The host queries the data dictionary when it first connects to the micro-controller. Once the host downloads the data dictionary from the micro-controller, it uses that data dictionary to encode all commands and to parse all responses from the micro-controller. The host must therefore handle a dynamic data dictionary. However, to keep the micro-controller software simple, the micro-controller always uses its static (compiled in) data dictionary.

The data dictionary is queried by sending “identify” commands to the micro-controller. The micro-controller will respond to each identify command with an “identify_response” message. Since these two commands are needed prior to obtaining the data dictionary, their integer ids and parameter types are hard-coded in both the micro-controller and the host. The “identify_response” response id is 0, the “identify” command id is 1. Other than having hard-coded ids the identify command and its response are declared and transmitted the same way as other commands and responses. No other command or response is hard-coded.

The format of the transmitted data dictionary itself is a zlib compressed JSON string. The micro-controller build process generates the string, compresses it, and stores it in the text section of the micro-controller flash. The data dictionary can be much larger than the maximum message block size - the host downloads it by sending multiple identify commands requesting progressive chunks of the data dictionary. Once all chunks are obtained the host will assemble the chunks, uncompress the data, and parse the contents.

In addition to information on the communication protocol, the data dictionary also contains the software version, enumerations (as defined by DECL_ENUMERATION), and constants (as defined by DECL_CONSTANT).

Message flow

Message commands sent from host to micro-controller are intended to be error-free. The micro-controller will check the CRC and sequence numbers in each message block to ensure the commands are accurate and in-order. The micro-controller always processes message blocks in-order - should it receive a block out-of-order it will discard it and any other out-of-order blocks until it receives blocks with the correct sequencing.

The low-level host code implements an automatic retransmission system for lost and corrupt message blocks sent to the micro-controller. To facilitate this, the micro-controller transmits an “ack message block” after each successfully received message block. The host schedules a timeout after sending each block and it will retransmit should the timeout expire without receiving a corresponding “ack”. In addition, if the micro-controller detects a corrupt or out-of-order block it may transmit a “nak message block” to facilitate fast retransmission.
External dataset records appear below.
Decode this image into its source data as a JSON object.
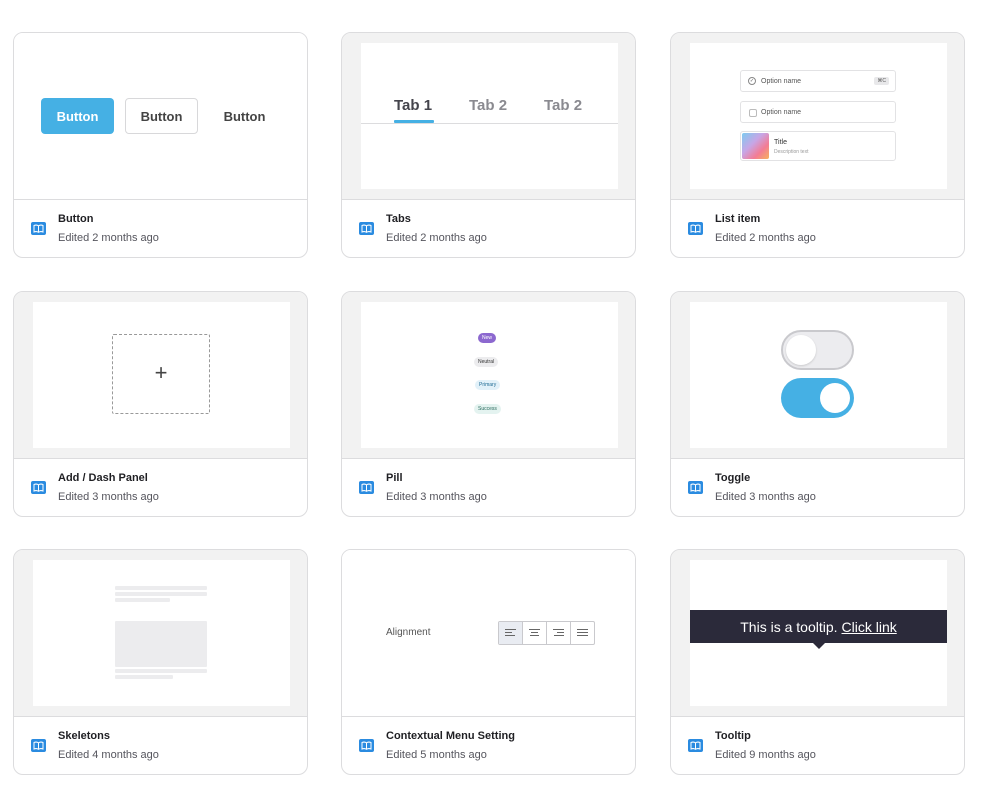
{
  "cards": [
    {
      "title": "Button",
      "edited": "Edited 2 months ago",
      "preview": {
        "primary": "Button",
        "outline": "Button",
        "text": "Button",
        "primary_color": "#45b0e4"
      }
    },
    {
      "title": "Tabs",
      "edited": "Edited 2 months ago",
      "preview": {
        "tabs": [
          "Tab 1",
          "Tab 2",
          "Tab 2"
        ],
        "active_index": 0
      }
    },
    {
      "title": "List item",
      "edited": "Edited 2 months ago",
      "preview": {
        "item1": "Option name",
        "shortcut": "⌘C",
        "item2": "Option name",
        "item3_title": "Title",
        "item3_desc": "Description text"
      }
    },
    {
      "title": "Add / Dash Panel",
      "edited": "Edited 3 months ago",
      "preview": {
        "plus": "+"
      }
    },
    {
      "title": "Pill",
      "edited": "Edited 3 months ago",
      "preview": {
        "pills": [
          "New",
          "Neutral",
          "Primary",
          "Success"
        ]
      }
    },
    {
      "title": "Toggle",
      "edited": "Edited 3 months ago",
      "preview": {
        "toggle_off": false,
        "toggle_on": true
      }
    },
    {
      "title": "Skeletons",
      "edited": "Edited 4 months ago",
      "preview": {}
    },
    {
      "title": "Contextual Menu Setting",
      "edited": "Edited 5 months ago",
      "preview": {
        "label": "Alignment",
        "options": [
          "align-left",
          "align-center",
          "align-right",
          "align-justify"
        ],
        "selected": "align-left"
      }
    },
    {
      "title": "Tooltip",
      "edited": "Edited 9 months ago",
      "preview": {
        "text": "This is a tooltip.",
        "link": "Click link"
      }
    }
  ],
  "colors": {
    "accent": "#45b0e4",
    "book_icon": "#2a8be0",
    "tooltip_bg": "#2b2a3a"
  }
}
An “ack” is a message block with empty content (ie, a 5 byte message block) and a sequence number greater than the last received host sequence number. A “nak” is a message block with empty content and a sequence number less than the last received host sequence number.

The protocol facilitates a “window” transmission system so that the host can have many outstanding message blocks in-flight at a time. (This is in addition to the many commands that may be present in a given message block.) This allows maximum bandwidth utilization even in the event of transmission latency. The timeout, retransmit, windowing, and ack mechanism are inspired by similar mechanisms in TCP.

In the other direction, message blocks sent from micro-controller to host are designed to be error-free, but they do not have assured transmission. (Responses should not be corrupt, but they may go missing.) This is done to keep the implementation in the micro-controller simple. There is no automatic retransmission system for responses - the high-level code is expected to be capable of handling an occasional missing response (usually by re-requesting the content or setting up a recurring schedule of response transmission). The sequence number field in message blocks sent to the host is always one greater than the last received sequence number of message blocks received from the host. It is not used to track sequences of response message blocks.